Around the world, the sound of popping corks brings just one thing to mind — Champagne. However, a new organization of sake producers is working to tweak that image.
Launched last year, the Japan Awasake Association consists of nine brewers who are committed to raising the quality of sparkling sake — a category more closely associated with simple, low-alcohol styles than elegant brews — to a level that can compete with France’s most beloved prestige beverage. In April, the JAA’s effervescent offerings were on display at a tasting at the ANA Intercontinental Hotel in Tokyo.
The association takes its name from awa, the Japanese word for “foam” or “bubbles.” The group deliberately chose it to distinguish their products from the other varieties of sparkling sake on the market. “We want to create a role for sparkling sake as a luxury drink to be enjoyed on special occasions,” says Shuzo Nagai, JAA chair and president of Nagai Brewing Company, which produces the Mizubasho brand in Gunma Prefecture.
Prior to the event, the group presented a list of criteria that producers must meet in order to be considered for certification. To gain the JAA’s seal of approval, the sake must contain only rice, water and kōji (the enzymatic catalyst that converts starches into sugars), with a minimum alcohol content of 10 percent and carbon dioxide resulting solely from natural fermentation.
There are no legal specifications to define the sparkling sake category. Although exact production numbers are difficult to discern, the sector has been expanding as a whole in recent years, thanks in part to the drink’s popularity among younger and female drinkers. Most varieties are slightly cloudy, sweet and tangy with alcohol content below sake’s average 15 percent ABV — the sake world’s equivalent to wine coolers. The JAA, however, aims to show sparkling sake as a handcrafted beverage that can be appreciated by connoisseurs.

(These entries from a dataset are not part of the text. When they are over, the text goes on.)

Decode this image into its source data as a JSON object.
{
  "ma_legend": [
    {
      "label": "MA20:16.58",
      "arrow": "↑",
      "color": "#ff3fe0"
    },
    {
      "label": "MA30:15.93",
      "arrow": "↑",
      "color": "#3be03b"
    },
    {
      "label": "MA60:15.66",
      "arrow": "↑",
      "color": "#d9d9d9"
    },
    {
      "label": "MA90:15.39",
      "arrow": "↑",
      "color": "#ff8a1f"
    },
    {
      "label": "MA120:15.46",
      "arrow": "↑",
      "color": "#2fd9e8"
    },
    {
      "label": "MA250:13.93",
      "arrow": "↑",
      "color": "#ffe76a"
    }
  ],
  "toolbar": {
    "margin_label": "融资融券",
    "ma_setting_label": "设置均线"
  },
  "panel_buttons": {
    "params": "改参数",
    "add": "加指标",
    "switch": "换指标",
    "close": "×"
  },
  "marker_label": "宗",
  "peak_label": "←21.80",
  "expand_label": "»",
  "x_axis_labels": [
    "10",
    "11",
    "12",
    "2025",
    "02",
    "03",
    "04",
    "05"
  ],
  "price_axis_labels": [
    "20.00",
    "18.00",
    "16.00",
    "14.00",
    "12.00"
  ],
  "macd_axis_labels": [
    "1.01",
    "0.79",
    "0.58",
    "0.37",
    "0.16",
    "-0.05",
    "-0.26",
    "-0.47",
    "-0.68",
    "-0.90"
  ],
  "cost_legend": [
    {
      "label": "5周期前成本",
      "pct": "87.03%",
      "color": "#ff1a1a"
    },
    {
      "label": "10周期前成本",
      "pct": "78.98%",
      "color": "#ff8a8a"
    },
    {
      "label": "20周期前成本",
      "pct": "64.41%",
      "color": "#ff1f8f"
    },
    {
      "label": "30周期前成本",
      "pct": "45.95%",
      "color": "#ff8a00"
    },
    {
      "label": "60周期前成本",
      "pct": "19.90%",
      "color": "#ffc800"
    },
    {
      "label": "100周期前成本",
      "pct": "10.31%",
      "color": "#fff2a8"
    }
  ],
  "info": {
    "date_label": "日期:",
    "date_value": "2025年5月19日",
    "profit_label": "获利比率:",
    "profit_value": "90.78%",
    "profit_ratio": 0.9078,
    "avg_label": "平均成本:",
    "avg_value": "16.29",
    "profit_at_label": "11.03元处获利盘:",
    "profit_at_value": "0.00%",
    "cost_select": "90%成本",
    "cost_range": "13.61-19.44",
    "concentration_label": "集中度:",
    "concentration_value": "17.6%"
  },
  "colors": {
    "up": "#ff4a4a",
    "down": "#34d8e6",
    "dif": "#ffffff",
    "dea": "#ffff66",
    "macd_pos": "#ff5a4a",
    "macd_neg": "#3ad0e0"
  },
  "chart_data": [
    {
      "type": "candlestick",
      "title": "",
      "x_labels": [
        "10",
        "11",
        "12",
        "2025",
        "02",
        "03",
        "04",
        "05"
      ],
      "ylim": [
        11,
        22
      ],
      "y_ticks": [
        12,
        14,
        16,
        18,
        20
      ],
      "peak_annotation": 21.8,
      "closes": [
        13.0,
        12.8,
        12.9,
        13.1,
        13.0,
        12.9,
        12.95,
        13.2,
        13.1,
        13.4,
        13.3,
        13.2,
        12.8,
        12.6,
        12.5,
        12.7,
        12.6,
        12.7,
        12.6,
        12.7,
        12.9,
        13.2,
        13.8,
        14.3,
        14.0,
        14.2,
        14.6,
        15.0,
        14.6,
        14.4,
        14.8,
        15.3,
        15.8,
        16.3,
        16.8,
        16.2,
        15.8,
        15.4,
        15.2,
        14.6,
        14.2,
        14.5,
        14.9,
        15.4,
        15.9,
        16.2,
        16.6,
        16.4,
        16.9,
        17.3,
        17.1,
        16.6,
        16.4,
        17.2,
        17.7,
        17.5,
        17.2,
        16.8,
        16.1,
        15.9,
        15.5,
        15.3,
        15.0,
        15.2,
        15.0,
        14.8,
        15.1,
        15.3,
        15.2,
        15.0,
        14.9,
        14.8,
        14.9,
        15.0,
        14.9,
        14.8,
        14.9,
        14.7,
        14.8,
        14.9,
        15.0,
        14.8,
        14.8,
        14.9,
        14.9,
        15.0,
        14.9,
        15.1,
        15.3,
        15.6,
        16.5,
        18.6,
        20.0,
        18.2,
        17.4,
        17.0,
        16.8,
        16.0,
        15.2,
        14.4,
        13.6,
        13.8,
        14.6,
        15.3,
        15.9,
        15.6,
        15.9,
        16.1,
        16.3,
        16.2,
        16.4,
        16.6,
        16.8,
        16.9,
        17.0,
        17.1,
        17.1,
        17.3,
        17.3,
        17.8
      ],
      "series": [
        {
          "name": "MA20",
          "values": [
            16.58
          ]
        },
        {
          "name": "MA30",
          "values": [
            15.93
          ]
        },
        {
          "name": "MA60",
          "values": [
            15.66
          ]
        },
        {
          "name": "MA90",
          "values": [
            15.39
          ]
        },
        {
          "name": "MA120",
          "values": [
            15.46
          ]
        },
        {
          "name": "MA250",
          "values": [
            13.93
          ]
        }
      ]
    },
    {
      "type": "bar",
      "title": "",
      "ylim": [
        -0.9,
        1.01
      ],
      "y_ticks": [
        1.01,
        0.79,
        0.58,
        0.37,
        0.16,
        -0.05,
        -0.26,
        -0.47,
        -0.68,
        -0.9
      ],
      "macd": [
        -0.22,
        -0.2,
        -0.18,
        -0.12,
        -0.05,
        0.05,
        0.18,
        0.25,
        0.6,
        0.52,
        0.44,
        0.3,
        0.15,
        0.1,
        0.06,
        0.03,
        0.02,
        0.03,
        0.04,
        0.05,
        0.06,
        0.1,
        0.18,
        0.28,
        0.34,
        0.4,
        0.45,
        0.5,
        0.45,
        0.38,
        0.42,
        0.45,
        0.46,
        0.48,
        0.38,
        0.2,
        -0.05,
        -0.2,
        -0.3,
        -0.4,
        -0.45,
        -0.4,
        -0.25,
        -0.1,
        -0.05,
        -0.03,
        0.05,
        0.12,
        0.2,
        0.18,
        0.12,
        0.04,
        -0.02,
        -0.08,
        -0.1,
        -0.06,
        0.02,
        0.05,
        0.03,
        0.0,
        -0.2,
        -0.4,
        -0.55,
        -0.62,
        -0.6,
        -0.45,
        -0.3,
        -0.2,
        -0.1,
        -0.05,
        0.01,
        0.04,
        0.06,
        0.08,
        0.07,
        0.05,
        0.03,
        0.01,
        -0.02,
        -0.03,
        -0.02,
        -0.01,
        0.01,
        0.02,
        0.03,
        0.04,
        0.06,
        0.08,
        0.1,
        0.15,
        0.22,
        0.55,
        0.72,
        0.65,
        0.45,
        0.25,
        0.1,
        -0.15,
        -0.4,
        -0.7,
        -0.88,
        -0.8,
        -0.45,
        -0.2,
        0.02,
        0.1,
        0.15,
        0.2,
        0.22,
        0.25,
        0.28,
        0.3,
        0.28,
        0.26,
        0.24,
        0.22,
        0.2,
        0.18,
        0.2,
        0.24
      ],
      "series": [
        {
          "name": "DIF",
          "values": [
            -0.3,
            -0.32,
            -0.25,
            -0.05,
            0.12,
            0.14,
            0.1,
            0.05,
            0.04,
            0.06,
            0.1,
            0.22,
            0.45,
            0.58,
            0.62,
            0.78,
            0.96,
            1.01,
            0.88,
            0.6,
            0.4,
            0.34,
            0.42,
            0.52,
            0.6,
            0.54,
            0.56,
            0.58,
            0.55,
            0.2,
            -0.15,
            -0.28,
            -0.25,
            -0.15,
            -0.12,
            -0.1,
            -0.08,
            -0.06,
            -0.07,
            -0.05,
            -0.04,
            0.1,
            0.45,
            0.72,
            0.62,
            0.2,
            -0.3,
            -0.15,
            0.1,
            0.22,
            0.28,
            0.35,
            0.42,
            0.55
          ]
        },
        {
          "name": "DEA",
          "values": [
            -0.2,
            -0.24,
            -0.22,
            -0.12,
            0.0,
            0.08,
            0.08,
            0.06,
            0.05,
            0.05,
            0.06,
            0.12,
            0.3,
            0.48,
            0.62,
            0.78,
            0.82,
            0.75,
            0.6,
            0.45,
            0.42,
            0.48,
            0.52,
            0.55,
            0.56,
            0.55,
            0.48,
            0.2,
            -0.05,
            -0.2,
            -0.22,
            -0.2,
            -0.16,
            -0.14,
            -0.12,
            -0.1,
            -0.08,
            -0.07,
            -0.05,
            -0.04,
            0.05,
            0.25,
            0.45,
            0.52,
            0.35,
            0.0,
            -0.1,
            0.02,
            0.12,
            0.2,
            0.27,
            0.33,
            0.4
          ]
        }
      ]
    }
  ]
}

The most common way to make effervescent sake is to inject the liquid with carbon dioxide — a quick and cost-effective process that typically yields an aggressively fizzy drink. Other methods include keeping the tank at high pressure and low temperatures so that the carbon dioxide created during fermentation dissolves into the mash (a technique frequently used in beer making). Some producers add a small portion of the yeast-laden lees to the sake before bottling to induce secondary fermentation, mirroring Champagne production. Bottle fermentation imparts more complexity and finesse, resulting in brews with smaller bubbles and finer texture. Naturally, these premium varieties come with a heftier price tag, starting around ¥4,000 per 750-ml bottle.
The bubbles I sampled at the JAA tasting demonstrated an exciting range of styles — from Nagai Shuzo’s demure and mildly sweet Mizubasho Pure, to the richer, creamy-textured Shichiken Hoshinokagayaki from Yamanashi Meijo Brewing Company. Sorah, from Tottori Prefecture’s Chiyomusubi Shuzo, exhibited a distinct sake-like character, while Tenzan Sparkling from Tenzan Shuzo in Saga Prefecture (known for the Shichida brand) takes its cues from Champagne, with mouth-watering acidity that President Kensuke Shichida says “pairs with any kind of food.”
An intriguing new release made with local rice and yeast from Akita Seishu Brewing Company, Dewatsuru Ashitahe delivers berry flavors on the palate, a smooth mouthfeel and a dry finish.
Some of the brews are still in the developmental stages, but the potential is clearly there. I won’t be giving up Champagne any time in the near future, but I will be keeping a close eye on the sparkling sake sector.
To learn more about the JAA, visit www.awasake.or.jp/rule.